I’m sure you’ve heard the adage “a dog is a man’s best friend,” and if you’re like me and have a dog, then you understand well why this is true.

For those who own this kind of pet, a dog is never “just a dog” – it’s much more than that. It’s a long-term companion. It’s a friend. And in some instances, it can even symbolize a sibling or a child.

These cute, furry, friends have a great role in our lives. Besides providing companionship, keeping us active and social, and bringing joy and fun to our lives, dogs can also help us better cope with or overcome a variety of health conditions and challenges in life. They can even provide a sense of purpose.

All in all, dogs make our lives better and more fulfilling in a number of ways. Therefore, it is natural for a person to feel devastated by feelings of sadness, grief, and loneliness when their beloved dog dies.

Undoubtedly, the pain of a loss of a dog can feel quite overwhelming and be the hardest to bear. Because it’s heartbreaking to accept the truth that the four-legged, furry friend will no longer be a part of your family and daily life.

In fact, research has shown that the loss of a dog can be as painful as losing a loved one, and in some instances, even worse. Sadly, we live in a culture in which there aren’t any grief rituals or religious service that could help us cope with the loss of a pet more easily and serve as a reminder that mourning the loss of a cherished pet is not an “overreaction.”

So, why are dogs so precious to us?

First of all, dogs have adapted to living with people very well. And thanks to their social skills, we’re able to interact with them in almost the same way we interact with other people.

Moreover, our relationships with these furry friends can be even more fulfilling than our relationships with other people since dogs give us unconditional love and show strong loyalty to us.

Another reason why dogs are special to us is that they make us feel happy and positive when we’re around them.

Then, studies have also shown that dogs are able to understand human intentions and that they’re pretty good at following gestural cues provided by humans. They’re also good at understanding spoken words and showing communicative behaviors to interact with us in return.

Why does the loss of a dog hurt so much?
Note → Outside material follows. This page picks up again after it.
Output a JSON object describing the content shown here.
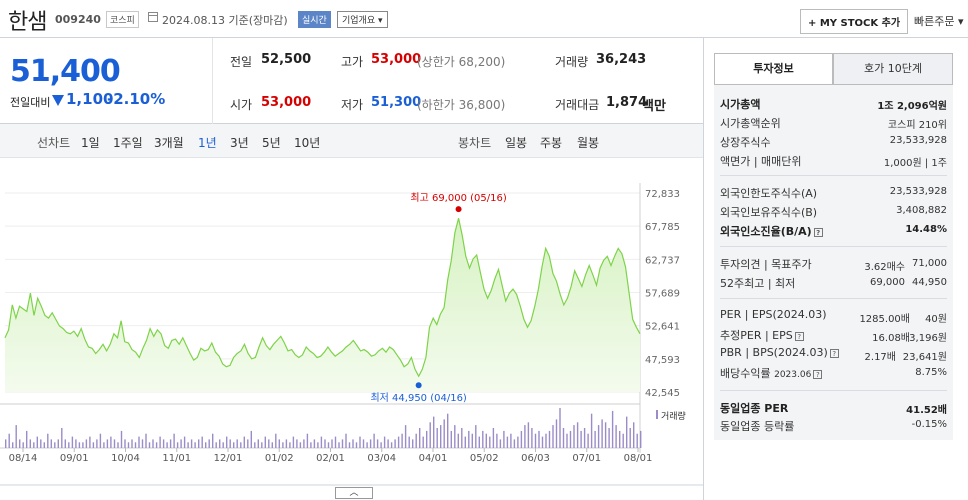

The reason is pretty simple actually: The loss of a dog is so heartbreaking since we’re not losing just a beloved pet – we lose many things at the same time. We may be experiencing the loss of: a companion that doesn’t judge our insecurities and imperfections; a source of unconditional love and support that provides us with comfort and security; and even a protégé that we take care of and do our best to ensure its emotional and physical comfort.

So, if you or someone you know has recently lost a dog, try to remember your furry friend by always keeping the love and memories of it alive. Creating a symbolic gravestone, planting a tree in your dog’s memory, or just framing a photo of your companion are just some of the ways you can do that.

Riley Cooper